Sometimes, students apply to their favorite college with grand dreams of acceptance only to find out that they weren't exactly rejected; however, they are on a waitlist instead.
This can be a very emotionally trying situation to find yourself in. Deep down, you realize it is better than flat-out rejection however, the uncertainty can lead to a dramatic intake in stress and anxiety when you feel like you are stuck in limbo. After all, the admissions process is time-consuming enough and it is natural to want a solid decision so that you can plan your future with clarity.
Don't panic if you end up on a waitlist. There is still a chance that your admissions dreams will come true. It is estimated that twenty percent of high-school seniors who are planning to attend college end up on some form of a waitlist.
Of course, it can be difficult to know what the next steps are if you are waitlisted. The following 4-point plan can help you stay organized.
1. Speak with the admissions office to discover your waitlist odds.

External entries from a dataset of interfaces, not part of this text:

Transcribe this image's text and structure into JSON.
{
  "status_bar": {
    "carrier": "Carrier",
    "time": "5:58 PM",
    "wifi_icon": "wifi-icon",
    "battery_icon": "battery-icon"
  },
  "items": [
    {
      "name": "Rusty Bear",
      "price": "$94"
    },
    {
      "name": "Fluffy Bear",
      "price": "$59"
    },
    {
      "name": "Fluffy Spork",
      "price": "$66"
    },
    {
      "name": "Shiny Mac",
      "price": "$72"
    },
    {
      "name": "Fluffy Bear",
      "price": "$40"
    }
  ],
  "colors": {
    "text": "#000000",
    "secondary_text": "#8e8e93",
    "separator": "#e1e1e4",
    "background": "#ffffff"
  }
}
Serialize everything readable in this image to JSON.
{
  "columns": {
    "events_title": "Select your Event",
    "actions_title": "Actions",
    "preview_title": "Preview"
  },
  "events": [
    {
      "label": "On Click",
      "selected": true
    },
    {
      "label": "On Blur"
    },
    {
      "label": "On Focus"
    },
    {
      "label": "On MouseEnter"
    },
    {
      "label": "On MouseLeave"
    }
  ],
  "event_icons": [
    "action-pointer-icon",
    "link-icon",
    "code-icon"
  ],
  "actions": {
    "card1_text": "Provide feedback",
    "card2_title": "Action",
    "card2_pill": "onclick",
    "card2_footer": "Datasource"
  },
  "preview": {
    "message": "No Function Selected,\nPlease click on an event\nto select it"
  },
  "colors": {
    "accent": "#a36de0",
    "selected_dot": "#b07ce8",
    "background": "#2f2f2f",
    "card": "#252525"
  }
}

Most admissions offices will share with you what percent of students typically end up on the waitlist and how many get admitted. You can also review numbers posted by every school thanks to The College Board.
Ask about when they will notify you with their final answer. Circle on your calendar when you can expect to hear a firm yes or no. The majority of schools will advise you of their decision by May or June.

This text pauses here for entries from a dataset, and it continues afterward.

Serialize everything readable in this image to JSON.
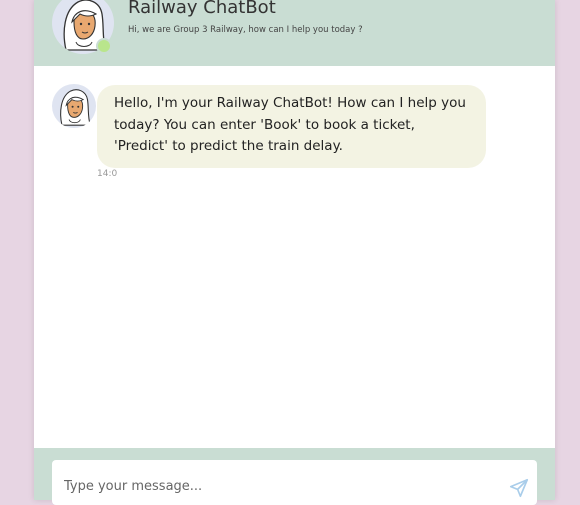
{
  "header": {
    "title": "Railway ChatBot",
    "subtitle": "Hi, we are Group 3 Railway, how can I help you today ?"
  },
  "messages": [
    {
      "sender": "bot",
      "text": "Hello, I'm your Railway ChatBot! How can I help you today? You can enter 'Book' to book a ticket, 'Predict' to predict the train delay.",
      "time": "14:0"
    }
  ],
  "composer": {
    "placeholder": "Type your message..."
  },
  "icons": {
    "avatar": "woman-avatar-icon",
    "online": "online-status-dot",
    "send": "send-paper-plane-icon"
  },
  "colors": {
    "page_background": "#e7d5e3",
    "header_background": "#c9ddd3",
    "bot_bubble": "#f3f3e3",
    "online_dot": "#b9e58c"
  }
}
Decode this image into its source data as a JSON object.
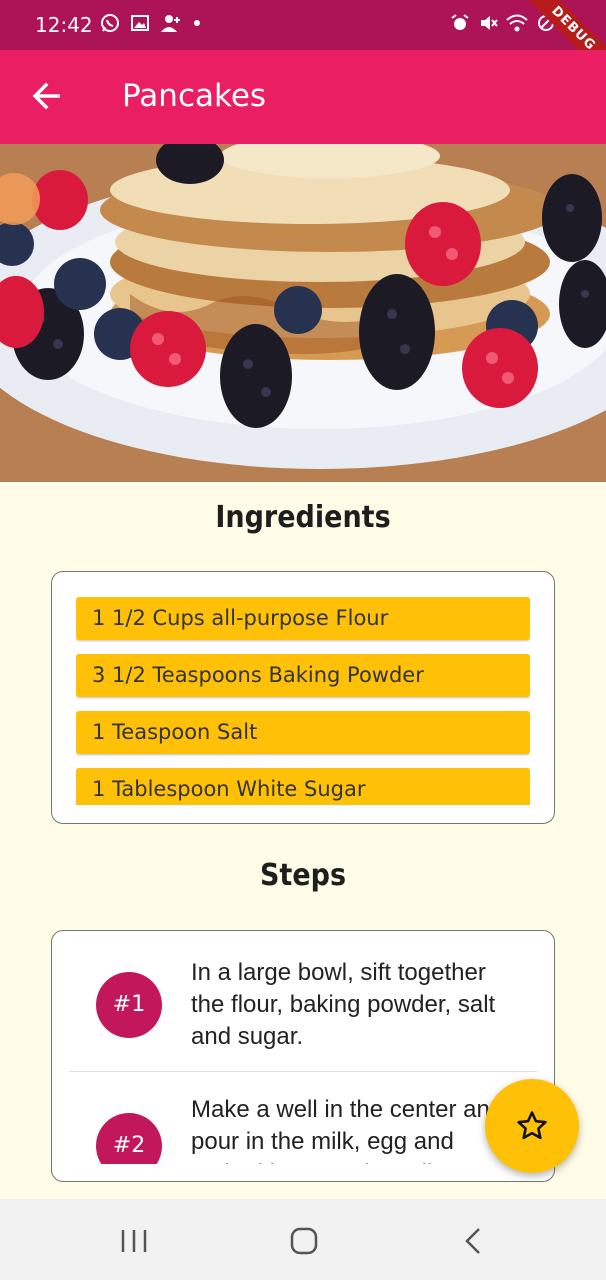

Likely, you will need to accept an offer at another school before you hear the final word from your top choice. If that is the scenario, you will need to choose if you want to go to your waitlisted school as there may be different financial considerations to take. Some schools will have a lost deposit or reduced financial aid. Look at all of these vital factors when you are making your decision.
2. Decide if continuing waiting is a viable option.
Being on a waitlist is stressful and unnerving. You might not have the luxury of letting your future remain up in the air. There is nothing wrong with re-evaluating the schools that have already accepted you.
Alternatively, there is nothing wrong with choosing to remain on the waitlist and hoping for the best. If your top school comes through, you will be allowed to still accept admissions at an alternative school. You may have to forfeit your deposit in some instances. You will want to check your financial aid offers from each place to ensure you can meet your needs.
3. Contact the school if you are still hoping to attend.
Notify the school formally if you wish to stay on the waitlist. Letting them know you are interested in enrolling is essential. You will need to forward a letter of intent that includes information regarding recent achievements you have attained since you first submitted your application.
Utilize your resources. Connect with your admissions contacts in the office to ask for an interview. If you have already interviewed, request a follow-up. The squeaky wheel gets the grease.
Show up in person to let your school know you are an excellent candidate. It is important to express your enthusiasm while avoiding any nagging behavior. Don't hassle the admissions office. They are extremely busy. If you send a myriad of emails or make too many phone calls, this can reflect poorly on your candidacy and have the opposite effect that you intend.
4. Look again at the schools that have already accepted you.
Plan B is a big deal that you now need to kick into high gear just in case. It is essential to have a backup plan long before you hear "no" from your waitlisted top choice. Look at all your options including the financial aid packages from the schools that have already offered you a place.
Evaluate the additional information like room and board that will factor into your decision. Keep getting good grades and maintaining a positive work ethic. The waitlisted school may want to see an updated transcript before they make a final decision.
Things to Remember
Stay positive throughout the process and know that you will end up where you need to be. Life has a funny way of working out for the best. Surround yourself with the things that make you feel happy. Speak about your frustrations instead of holding onto the stress and uncertainty.
Maintain your physical exercise or go for a hike, jog, or yoga class to blow off some steam. Maybe a massage or a pedicure is in order. Learning how to navigate waiting and stressful situations is a life skill. Have a nap and a cup of tea and focus on a positive end result.